### TASK INSTRUCTIONS
Write out, word for word and with no pictures, each line below from the one containing "Parse this screenshot: output" through the one containing "Enumerate this screenshot's", both included, and no other line.
----- DATA TO PROCESS
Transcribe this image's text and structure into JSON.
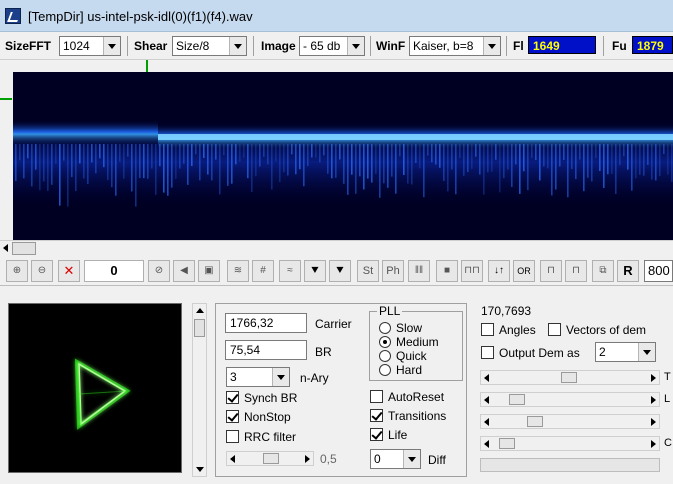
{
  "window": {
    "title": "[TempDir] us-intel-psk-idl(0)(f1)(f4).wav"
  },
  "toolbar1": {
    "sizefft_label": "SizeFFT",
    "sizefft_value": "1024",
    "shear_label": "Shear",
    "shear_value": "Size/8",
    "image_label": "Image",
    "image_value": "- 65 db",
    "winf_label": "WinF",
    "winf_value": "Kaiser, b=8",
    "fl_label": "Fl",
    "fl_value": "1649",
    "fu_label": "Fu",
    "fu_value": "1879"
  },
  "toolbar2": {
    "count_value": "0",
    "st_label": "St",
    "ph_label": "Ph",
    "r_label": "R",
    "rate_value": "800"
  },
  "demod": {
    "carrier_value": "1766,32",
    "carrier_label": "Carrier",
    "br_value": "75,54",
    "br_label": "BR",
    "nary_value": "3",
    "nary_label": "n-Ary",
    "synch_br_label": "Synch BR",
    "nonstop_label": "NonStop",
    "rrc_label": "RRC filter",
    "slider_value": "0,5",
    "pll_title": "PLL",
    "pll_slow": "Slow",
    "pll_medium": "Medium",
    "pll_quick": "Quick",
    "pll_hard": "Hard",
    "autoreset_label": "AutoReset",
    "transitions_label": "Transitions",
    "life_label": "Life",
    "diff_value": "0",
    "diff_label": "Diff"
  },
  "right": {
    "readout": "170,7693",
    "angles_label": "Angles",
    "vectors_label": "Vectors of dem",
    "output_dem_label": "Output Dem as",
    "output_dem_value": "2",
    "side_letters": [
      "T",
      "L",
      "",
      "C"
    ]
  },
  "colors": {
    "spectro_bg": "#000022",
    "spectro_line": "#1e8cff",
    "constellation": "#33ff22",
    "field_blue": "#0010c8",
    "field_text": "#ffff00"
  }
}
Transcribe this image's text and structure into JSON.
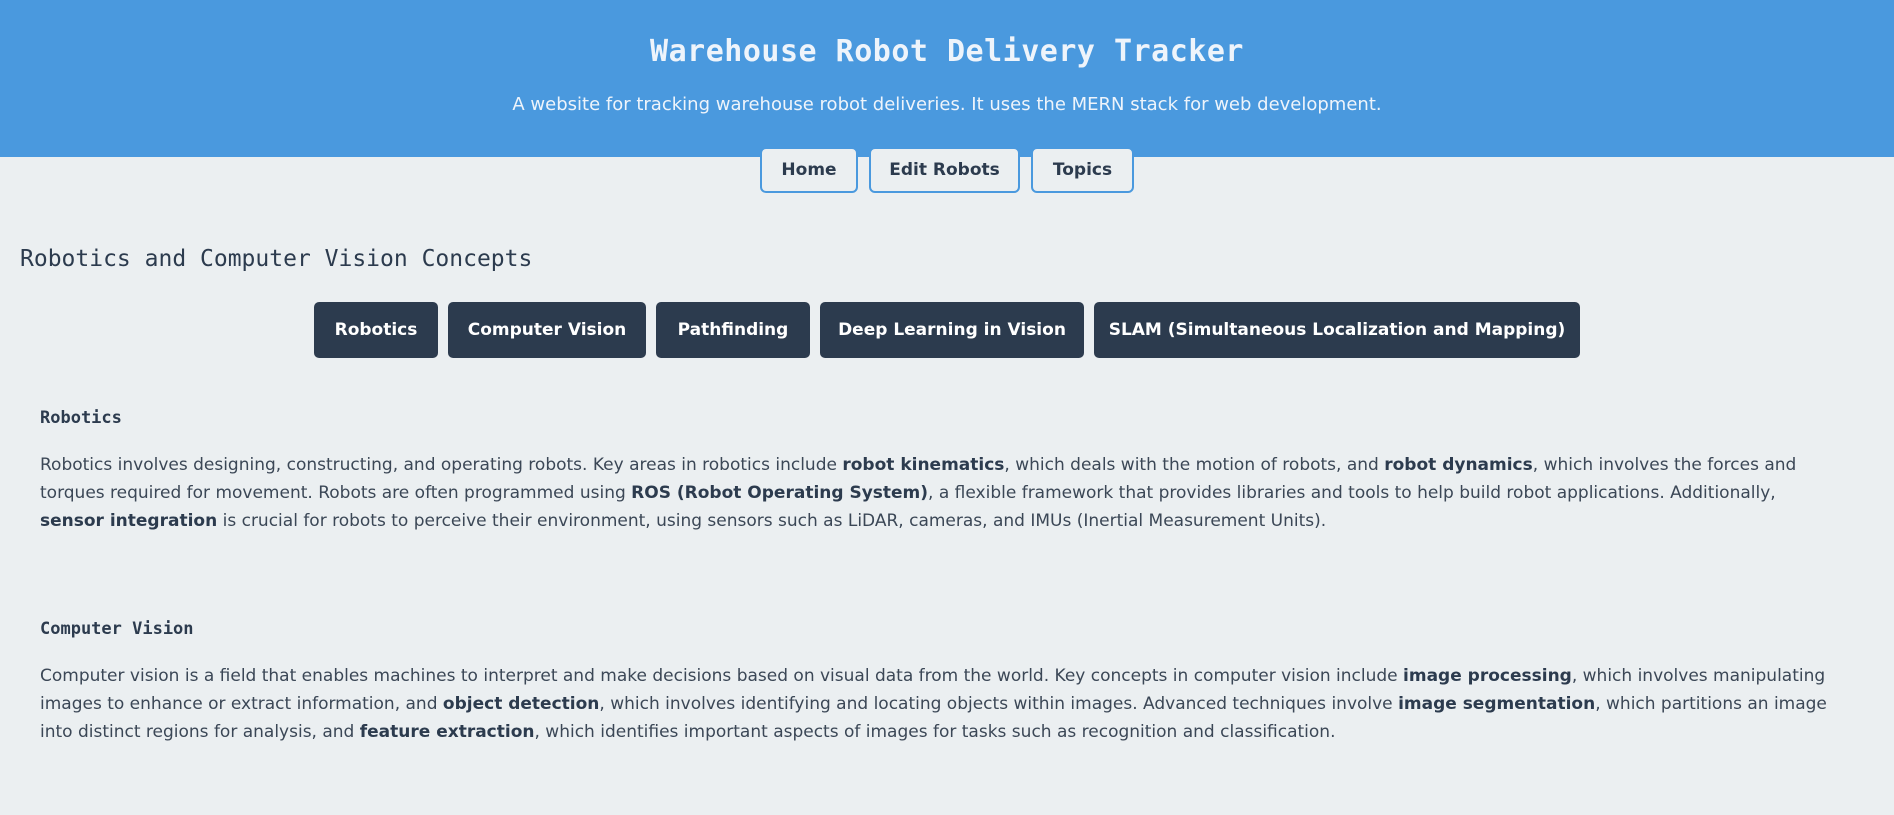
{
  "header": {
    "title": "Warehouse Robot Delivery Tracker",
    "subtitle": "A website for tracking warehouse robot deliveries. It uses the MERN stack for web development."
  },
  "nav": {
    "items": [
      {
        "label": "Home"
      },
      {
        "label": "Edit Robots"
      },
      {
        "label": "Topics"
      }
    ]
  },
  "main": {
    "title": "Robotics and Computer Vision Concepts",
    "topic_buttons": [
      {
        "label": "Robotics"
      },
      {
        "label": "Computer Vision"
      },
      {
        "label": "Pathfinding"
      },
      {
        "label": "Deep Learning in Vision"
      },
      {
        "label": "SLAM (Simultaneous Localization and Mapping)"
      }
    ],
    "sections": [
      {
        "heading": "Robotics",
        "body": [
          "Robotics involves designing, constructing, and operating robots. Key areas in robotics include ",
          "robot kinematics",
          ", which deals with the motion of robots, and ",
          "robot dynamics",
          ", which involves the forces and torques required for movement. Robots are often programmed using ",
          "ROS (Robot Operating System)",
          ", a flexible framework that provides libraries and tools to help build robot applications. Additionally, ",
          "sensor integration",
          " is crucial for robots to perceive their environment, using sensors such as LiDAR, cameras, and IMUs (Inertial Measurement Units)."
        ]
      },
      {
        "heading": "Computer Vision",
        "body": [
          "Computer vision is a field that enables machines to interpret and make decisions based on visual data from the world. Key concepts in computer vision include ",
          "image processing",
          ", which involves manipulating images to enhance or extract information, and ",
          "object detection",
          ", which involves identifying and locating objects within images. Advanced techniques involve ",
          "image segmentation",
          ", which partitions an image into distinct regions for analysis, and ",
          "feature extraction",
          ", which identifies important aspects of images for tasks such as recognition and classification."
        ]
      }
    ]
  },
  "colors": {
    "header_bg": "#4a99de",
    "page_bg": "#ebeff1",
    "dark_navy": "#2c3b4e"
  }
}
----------
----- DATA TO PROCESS
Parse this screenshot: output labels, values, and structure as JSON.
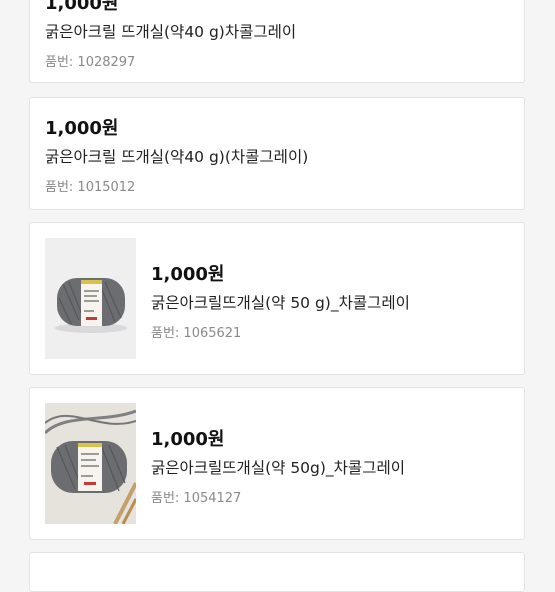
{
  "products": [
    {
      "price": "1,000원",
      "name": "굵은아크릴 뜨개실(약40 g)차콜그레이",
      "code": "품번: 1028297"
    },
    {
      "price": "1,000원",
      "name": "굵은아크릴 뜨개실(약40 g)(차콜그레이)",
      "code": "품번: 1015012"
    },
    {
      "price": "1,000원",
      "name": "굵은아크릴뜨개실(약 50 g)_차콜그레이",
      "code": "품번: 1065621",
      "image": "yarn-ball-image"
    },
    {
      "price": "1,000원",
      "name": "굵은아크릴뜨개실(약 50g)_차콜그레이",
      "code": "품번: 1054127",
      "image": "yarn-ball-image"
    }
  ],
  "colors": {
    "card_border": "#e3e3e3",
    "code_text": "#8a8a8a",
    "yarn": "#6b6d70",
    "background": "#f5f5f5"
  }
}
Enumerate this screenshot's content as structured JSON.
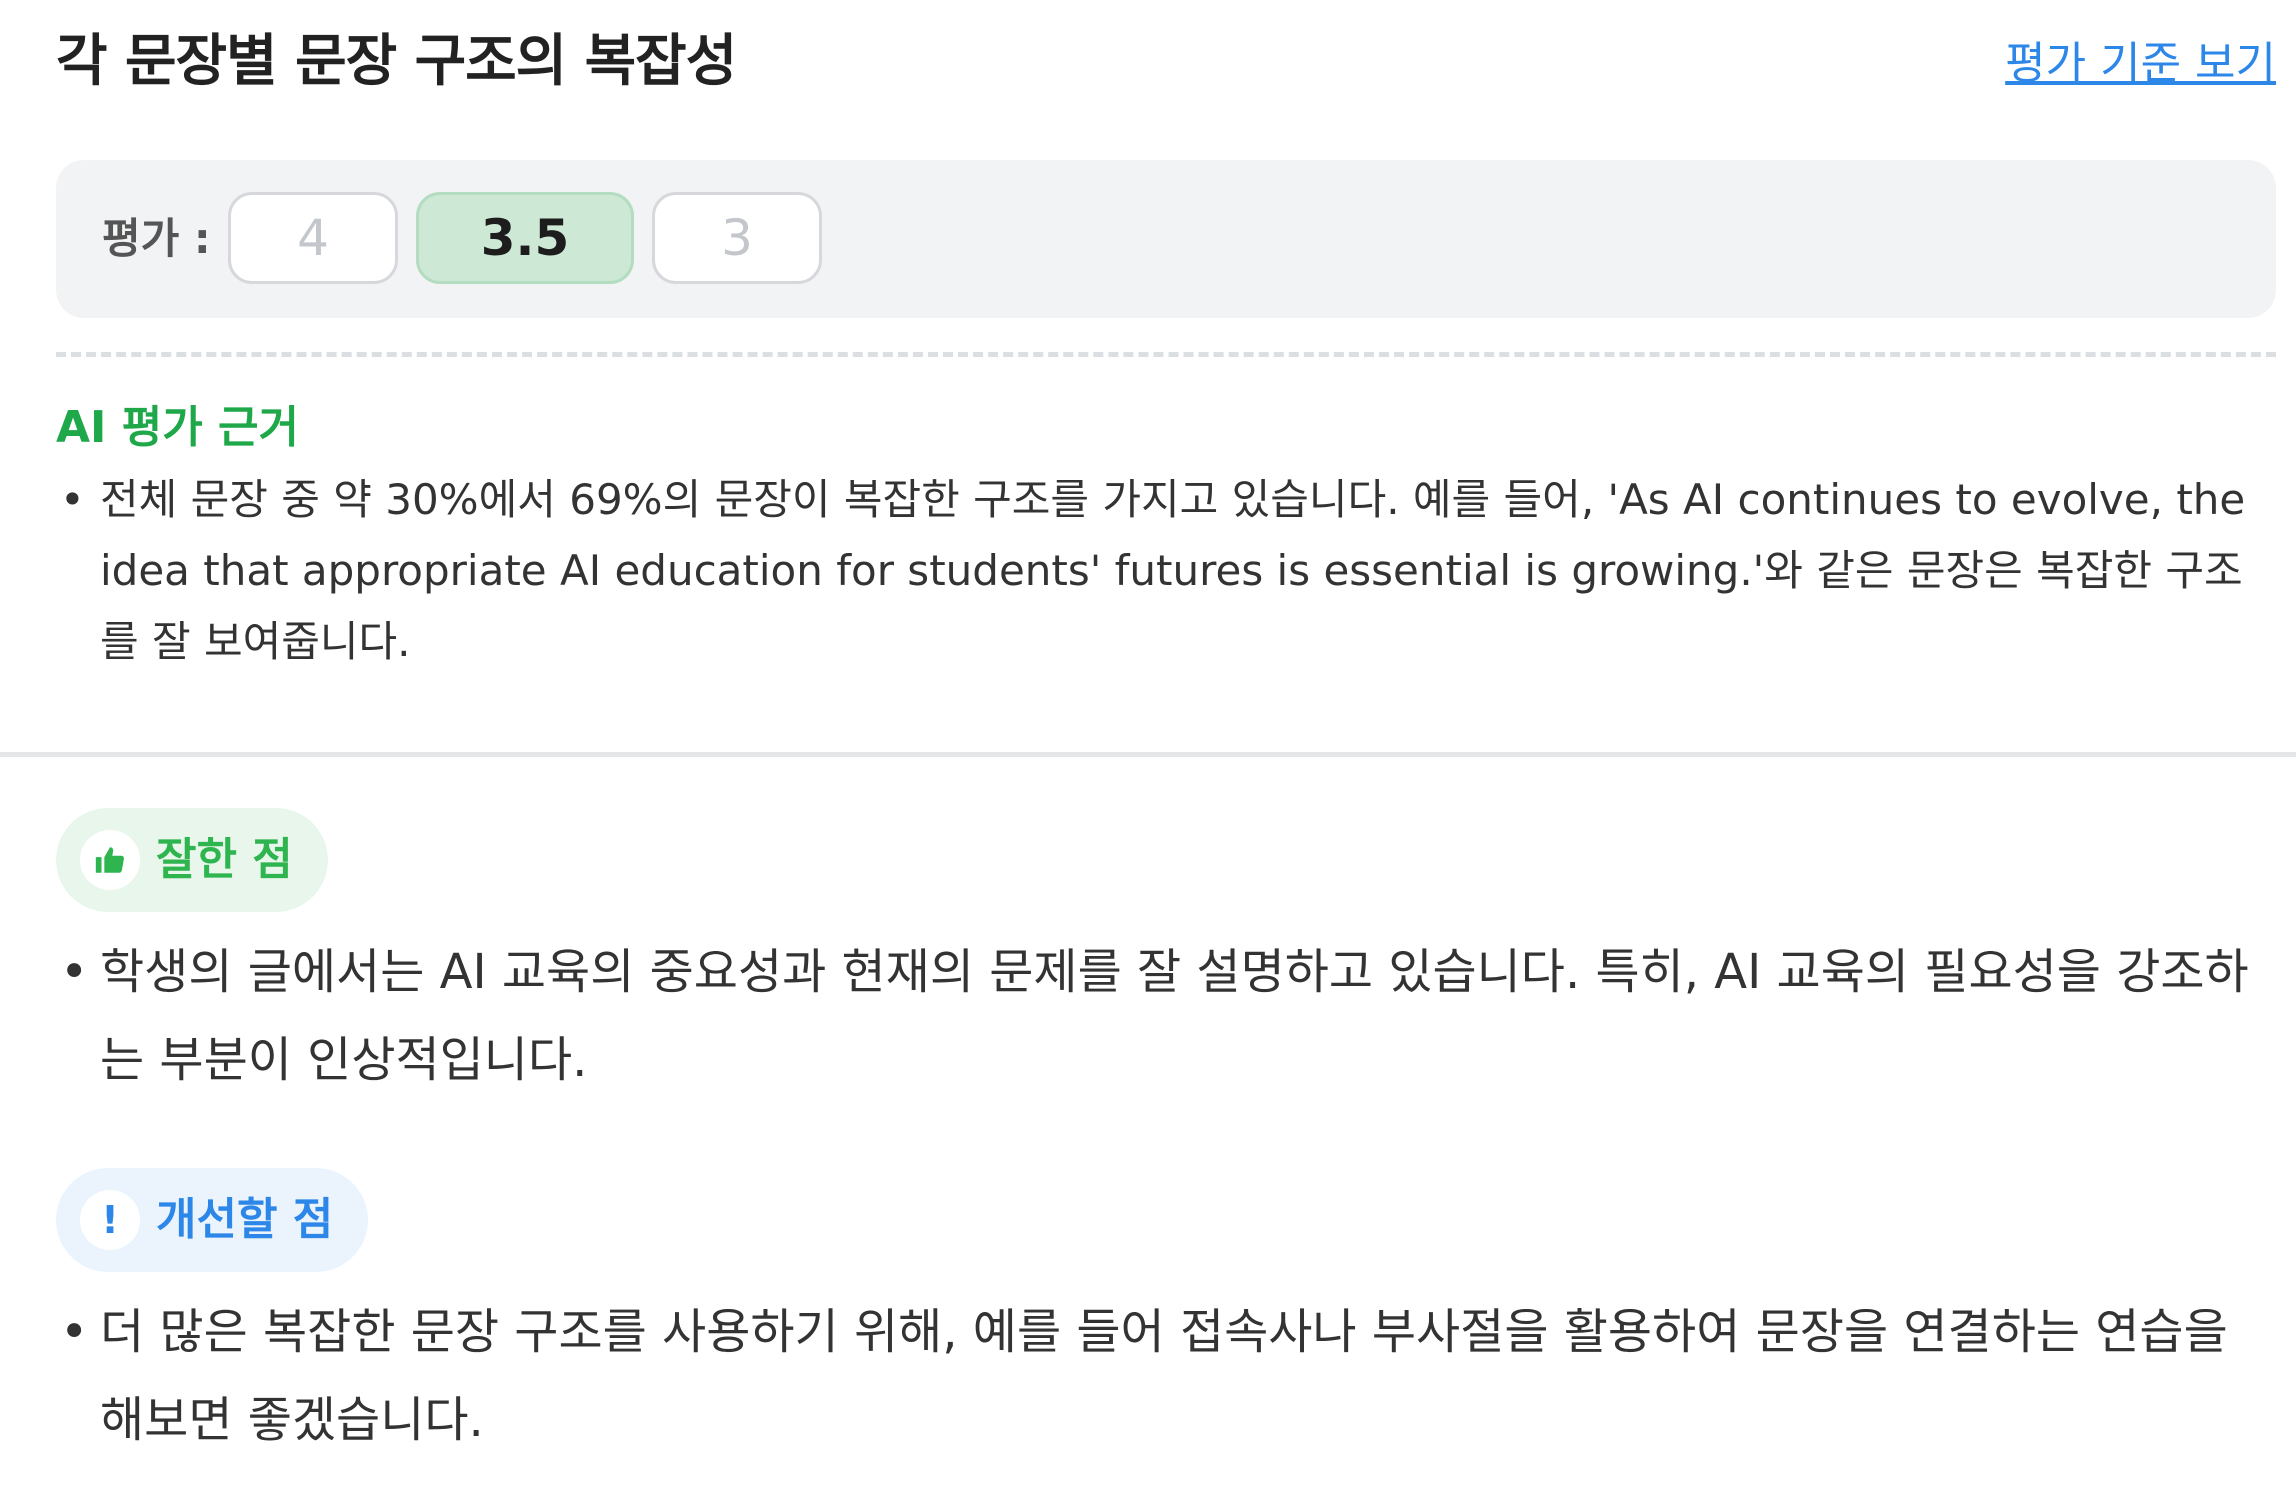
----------
### REPLY TO THE EXERCISE
Parse this screenshot: output labels, values, and structure as JSON.
{
  "products": [
    {
      "price": "1,000원",
      "name": "굵은아크릴 뜨개실(약40 g)차콜그레이",
      "code": "품번: 1028297"
    },
    {
      "price": "1,000원",
      "name": "굵은아크릴 뜨개실(약40 g)(차콜그레이)",
      "code": "품번: 1015012"
    },
    {
      "price": "1,000원",
      "name": "굵은아크릴뜨개실(약 50 g)_차콜그레이",
      "code": "품번: 1065621",
      "image": "yarn-ball-image"
    },
    {
      "price": "1,000원",
      "name": "굵은아크릴뜨개실(약 50g)_차콜그레이",
      "code": "품번: 1054127",
      "image": "yarn-ball-image"
    }
  ],
  "colors": {
    "card_border": "#e3e3e3",
    "code_text": "#8a8a8a",
    "yarn": "#6b6d70",
    "background": "#f5f5f5"
  }
}
Enumerate this screenshot's content as structured JSON.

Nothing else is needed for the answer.